will use the proxy only for non-authenticated requests.
- When the CUPS server responds with a 401 or 407 code asking
for authentication and presenting a challenge, windows will
stop using the proxy, and try to talk directly to the server.
This has been verified with a tcpdump on the client's output
interface and also looking at the web server's logs.
- The same problem occurs if communication is done via https.
As a CUPS workaround,
we apply this
patch to cups/http-support.c
to accept URIs of the form
and terminate the resource at the '::' marker, with the remaining
part constituting the username (which can be an email address).
This section is intended for the system administrator.
We use the 'cups-base' and 'cups-pdf' packages on FreeBSD, with
- In the cupsd.conf configuration file, add an entry for the CUPS-PDF
printer, e.g. as follows (note, because of the above bug, you cannot
use encryption or authentication on Windows behind a proxy).
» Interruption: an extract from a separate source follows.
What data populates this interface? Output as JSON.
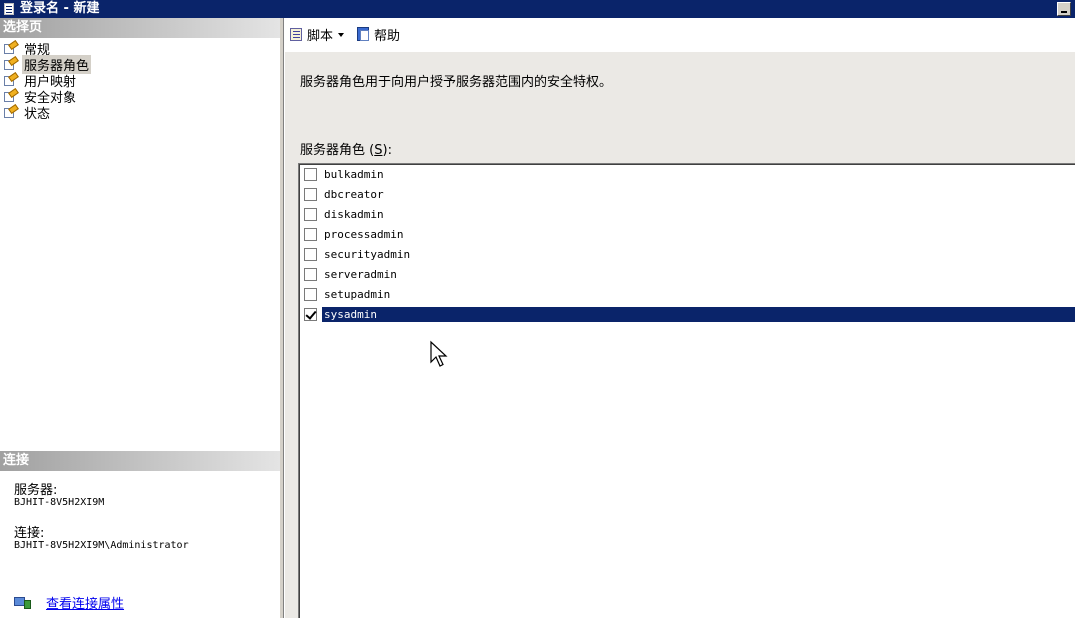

# NOTE, the following 3 lines won't work on windows behind a proxy
# Encryption Required # uncomment this if you want encryption.
AuthType BasicDigest # lookup in passwd.md5
Require valid-user # and check auth info
Allow from x.y.z.t/24 # subnet with clients
- If you don't want to use HTTPS when authentication is required,
make sure you put the following line in cupds.conf, because the
CUPS' default when compiled with SSL is to always use encryption
when authentication is required:
The 'BasicDigest' line instructs CUPS to use passwd.md5 to check
access credentials, while 'valid-user' prevents unknown users to
access the service.
- use the 'lppasswd' command to add username-password entries
for the authorized clients. You can use the email address as a
username, as it is convenient later to implement the email dispatch.
NOTE: lppasswd has a hardwired limit of 16 characters
on the size of the username. To extend the field size
you need to patch systemv/lppasswd.c
to extend the field sizes (to 64 bytes in the example).
- edit cups-pdf.conf adding the following lines:
#generate unique job-id for documents
# path to the post-processing script
#optionally create an entry for AnonUser to get better mail notifications
The change to AnonUser is only useful if you want a nice 'from'
address in the email notification.
- modify the source of cups-pdf.c to send the username to the script
(otherwise, cups-pdf does not look at passwd.md5 and so will likely
map all usernames to 'nobody'). The change is at
patch-cups-pdf.c but it is not
necessary for cups-pdf 2.4.7 or newer, as the patch has been
integrated in the distribution;
- create the 'cups-to-email' script e.g. as follows:
DST="print-`jot -r 1 1000000 9999999`.pdf" # random name
# copy the file in place and set permissions
cp $FILE ~cups-pdf/public_html/$DST
chmod 644 ~cups-pdf/public_html/$DST
# generate and send the email.
mail -s "Printed $DST" $EMAIL <<__EOF
File <a href=\"http://the.ser.ver/~cups-pdf/$DST\">